» Required action
Restate the entries word for word, omitting nothing.
*** Block opens ***
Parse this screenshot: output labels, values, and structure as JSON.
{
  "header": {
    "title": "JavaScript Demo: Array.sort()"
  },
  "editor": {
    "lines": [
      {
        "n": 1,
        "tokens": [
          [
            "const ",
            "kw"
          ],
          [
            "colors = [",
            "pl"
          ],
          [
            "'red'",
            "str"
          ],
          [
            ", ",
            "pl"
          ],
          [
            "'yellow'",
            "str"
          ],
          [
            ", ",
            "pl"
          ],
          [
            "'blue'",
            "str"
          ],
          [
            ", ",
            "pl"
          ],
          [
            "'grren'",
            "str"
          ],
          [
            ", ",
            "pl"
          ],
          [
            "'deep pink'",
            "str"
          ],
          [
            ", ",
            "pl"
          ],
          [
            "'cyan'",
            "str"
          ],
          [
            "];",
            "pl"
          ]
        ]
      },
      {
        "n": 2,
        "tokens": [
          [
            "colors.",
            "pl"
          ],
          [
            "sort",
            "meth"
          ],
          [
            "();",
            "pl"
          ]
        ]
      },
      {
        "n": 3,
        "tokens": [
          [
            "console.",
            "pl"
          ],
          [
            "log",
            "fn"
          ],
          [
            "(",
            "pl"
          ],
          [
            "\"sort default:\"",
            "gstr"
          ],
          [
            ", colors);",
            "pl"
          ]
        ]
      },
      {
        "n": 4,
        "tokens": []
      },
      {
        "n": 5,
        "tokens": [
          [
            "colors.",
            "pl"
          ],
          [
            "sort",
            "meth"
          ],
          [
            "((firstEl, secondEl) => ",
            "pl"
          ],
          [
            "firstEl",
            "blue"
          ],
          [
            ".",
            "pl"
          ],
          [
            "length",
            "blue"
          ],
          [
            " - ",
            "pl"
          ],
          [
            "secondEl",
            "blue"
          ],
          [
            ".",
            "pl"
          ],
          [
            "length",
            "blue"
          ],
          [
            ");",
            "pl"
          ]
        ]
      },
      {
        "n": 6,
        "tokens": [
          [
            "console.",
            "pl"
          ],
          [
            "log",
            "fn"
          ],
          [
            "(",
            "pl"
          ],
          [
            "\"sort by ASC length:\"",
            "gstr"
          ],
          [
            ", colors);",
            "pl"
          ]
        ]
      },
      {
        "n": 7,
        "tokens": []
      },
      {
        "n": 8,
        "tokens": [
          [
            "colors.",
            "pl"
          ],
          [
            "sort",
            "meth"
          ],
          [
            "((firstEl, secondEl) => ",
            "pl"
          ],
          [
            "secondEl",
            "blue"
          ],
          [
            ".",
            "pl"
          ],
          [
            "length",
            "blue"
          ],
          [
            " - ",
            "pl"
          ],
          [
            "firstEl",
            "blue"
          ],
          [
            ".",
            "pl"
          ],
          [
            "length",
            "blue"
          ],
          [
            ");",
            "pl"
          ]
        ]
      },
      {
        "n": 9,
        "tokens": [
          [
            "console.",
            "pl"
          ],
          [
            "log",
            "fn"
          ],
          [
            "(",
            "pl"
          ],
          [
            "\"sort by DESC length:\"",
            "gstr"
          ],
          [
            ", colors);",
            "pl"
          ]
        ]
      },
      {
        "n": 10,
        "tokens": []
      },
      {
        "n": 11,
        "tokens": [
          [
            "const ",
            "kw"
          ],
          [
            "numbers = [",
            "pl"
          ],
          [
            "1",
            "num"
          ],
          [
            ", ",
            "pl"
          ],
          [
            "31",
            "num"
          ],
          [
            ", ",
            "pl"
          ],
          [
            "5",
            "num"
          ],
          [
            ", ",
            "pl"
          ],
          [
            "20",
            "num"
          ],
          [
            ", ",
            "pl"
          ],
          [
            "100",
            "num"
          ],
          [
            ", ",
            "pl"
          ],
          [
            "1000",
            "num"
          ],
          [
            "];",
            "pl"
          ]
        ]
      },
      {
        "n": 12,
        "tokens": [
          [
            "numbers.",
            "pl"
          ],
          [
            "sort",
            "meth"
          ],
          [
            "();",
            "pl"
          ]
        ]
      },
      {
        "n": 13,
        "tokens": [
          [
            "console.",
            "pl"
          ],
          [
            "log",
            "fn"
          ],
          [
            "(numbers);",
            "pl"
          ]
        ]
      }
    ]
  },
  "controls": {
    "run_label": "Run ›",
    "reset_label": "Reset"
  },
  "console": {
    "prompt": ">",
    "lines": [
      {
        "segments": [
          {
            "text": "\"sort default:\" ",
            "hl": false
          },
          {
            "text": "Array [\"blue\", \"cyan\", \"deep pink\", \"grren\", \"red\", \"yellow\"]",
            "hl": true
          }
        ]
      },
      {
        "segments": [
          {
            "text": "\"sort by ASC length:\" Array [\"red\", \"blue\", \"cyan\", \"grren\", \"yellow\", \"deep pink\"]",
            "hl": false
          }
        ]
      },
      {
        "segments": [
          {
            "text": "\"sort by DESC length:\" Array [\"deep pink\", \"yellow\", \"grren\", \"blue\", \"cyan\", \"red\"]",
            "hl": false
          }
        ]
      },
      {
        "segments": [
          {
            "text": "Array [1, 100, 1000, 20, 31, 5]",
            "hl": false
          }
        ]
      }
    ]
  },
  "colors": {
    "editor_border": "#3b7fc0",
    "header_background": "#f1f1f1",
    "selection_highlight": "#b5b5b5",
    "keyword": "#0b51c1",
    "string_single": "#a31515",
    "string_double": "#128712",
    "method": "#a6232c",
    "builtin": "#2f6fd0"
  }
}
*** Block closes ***
» Result of this task
Parse this screenshot: output labels, values, and structure as JSON.
{
  "header": {
    "title": "JavaScript Demo: Array.sort()"
  },
  "editor": {
    "lines": [
      {
        "n": 1,
        "tokens": [
          [
            "const ",
            "kw"
          ],
          [
            "colors = [",
            "pl"
          ],
          [
            "'red'",
            "str"
          ],
          [
            ", ",
            "pl"
          ],
          [
            "'yellow'",
            "str"
          ],
          [
            ", ",
            "pl"
          ],
          [
            "'blue'",
            "str"
          ],
          [
            ", ",
            "pl"
          ],
          [
            "'grren'",
            "str"
          ],
          [
            ", ",
            "pl"
          ],
          [
            "'deep pink'",
            "str"
          ],
          [
            ", ",
            "pl"
          ],
          [
            "'cyan'",
            "str"
          ],
          [
            "];",
            "pl"
          ]
        ]
      },
      {
        "n": 2,
        "tokens": [
          [
            "colors.",
            "pl"
          ],
          [
            "sort",
            "meth"
          ],
          [
            "();",
            "pl"
          ]
        ]
      },
      {
        "n": 3,
        "tokens": [
          [
            "console.",
            "pl"
          ],
          [
            "log",
            "fn"
          ],
          [
            "(",
            "pl"
          ],
          [
            "\"sort default:\"",
            "gstr"
          ],
          [
            ", colors);",
            "pl"
          ]
        ]
      },
      {
        "n": 4,
        "tokens": []
      },
      {
        "n": 5,
        "tokens": [
          [
            "colors.",
            "pl"
          ],
          [
            "sort",
            "meth"
          ],
          [
            "((firstEl, secondEl) => ",
            "pl"
          ],
          [
            "firstEl",
            "blue"
          ],
          [
            ".",
            "pl"
          ],
          [
            "length",
            "blue"
          ],
          [
            " - ",
            "pl"
          ],
          [
            "secondEl",
            "blue"
          ],
          [
            ".",
            "pl"
          ],
          [
            "length",
            "blue"
          ],
          [
            ");",
            "pl"
          ]
        ]
      },
      {
        "n": 6,
        "tokens": [
          [
            "console.",
            "pl"
          ],
          [
            "log",
            "fn"
          ],
          [
            "(",
            "pl"
          ],
          [
            "\"sort by ASC length:\"",
            "gstr"
          ],
          [
            ", colors);",
            "pl"
          ]
        ]
      },
      {
        "n": 7,
        "tokens": []
      },
      {
        "n": 8,
        "tokens": [
          [
            "colors.",
            "pl"
          ],
          [
            "sort",
            "meth"
          ],
          [
            "((firstEl, secondEl) => ",
            "pl"
          ],
          [
            "secondEl",
            "blue"
          ],
          [
            ".",
            "pl"
          ],
          [
            "length",
            "blue"
          ],
          [
            " - ",
            "pl"
          ],
          [
            "firstEl",
            "blue"
          ],
          [
            ".",
            "pl"
          ],
          [
            "length",
            "blue"
          ],
          [
            ");",
            "pl"
          ]
        ]
      },
      {
        "n": 9,
        "tokens": [
          [
            "console.",
            "pl"
          ],
          [
            "log",
            "fn"
          ],
          [
            "(",
            "pl"
          ],
          [
            "\"sort by DESC length:\"",
            "gstr"
          ],
          [
            ", colors);",
            "pl"
          ]
        ]
      },
      {
        "n": 10,
        "tokens": []
      },
      {
        "n": 11,
        "tokens": [
          [
            "const ",
            "kw"
          ],
          [
            "numbers = [",
            "pl"
          ],
          [
            "1",
            "num"
          ],
          [
            ", ",
            "pl"
          ],
          [
            "31",
            "num"
          ],
          [
            ", ",
            "pl"
          ],
          [
            "5",
            "num"
          ],
          [
            ", ",
            "pl"
          ],
          [
            "20",
            "num"
          ],
          [
            ", ",
            "pl"
          ],
          [
            "100",
            "num"
          ],
          [
            ", ",
            "pl"
          ],
          [
            "1000",
            "num"
          ],
          [
            "];",
            "pl"
          ]
        ]
      },
      {
        "n": 12,
        "tokens": [
          [
            "numbers.",
            "pl"
          ],
          [
            "sort",
            "meth"
          ],
          [
            "();",
            "pl"
          ]
        ]
      },
      {
        "n": 13,
        "tokens": [
          [
            "console.",
            "pl"
          ],
          [
            "log",
            "fn"
          ],
          [
            "(numbers);",
            "pl"
          ]
        ]
      }
    ]
  },
  "controls": {
    "run_label": "Run ›",
    "reset_label": "Reset"
  },
  "console": {
    "prompt": ">",
    "lines": [
      {
        "segments": [
          {
            "text": "\"sort default:\" ",
            "hl": false
          },
          {
            "text": "Array [\"blue\", \"cyan\", \"deep pink\", \"grren\", \"red\", \"yellow\"]",
            "hl": true
          }
        ]
      },
      {
        "segments": [
          {
            "text": "\"sort by ASC length:\" Array [\"red\", \"blue\", \"cyan\", \"grren\", \"yellow\", \"deep pink\"]",
            "hl": false
          }
        ]
      },
      {
        "segments": [
          {
            "text": "\"sort by DESC length:\" Array [\"deep pink\", \"yellow\", \"grren\", \"blue\", \"cyan\", \"red\"]",
            "hl": false
          }
        ]
      },
      {
        "segments": [
          {
            "text": "Array [1, 100, 1000, 20, 31, 5]",
            "hl": false
          }
        ]
      }
    ]
  },
  "colors": {
    "editor_border": "#3b7fc0",
    "header_background": "#f1f1f1",
    "selection_highlight": "#b5b5b5",
    "keyword": "#0b51c1",
    "string_single": "#a31515",
    "string_double": "#128712",
    "method": "#a6232c",
    "builtin": "#2f6fd0"
  }
}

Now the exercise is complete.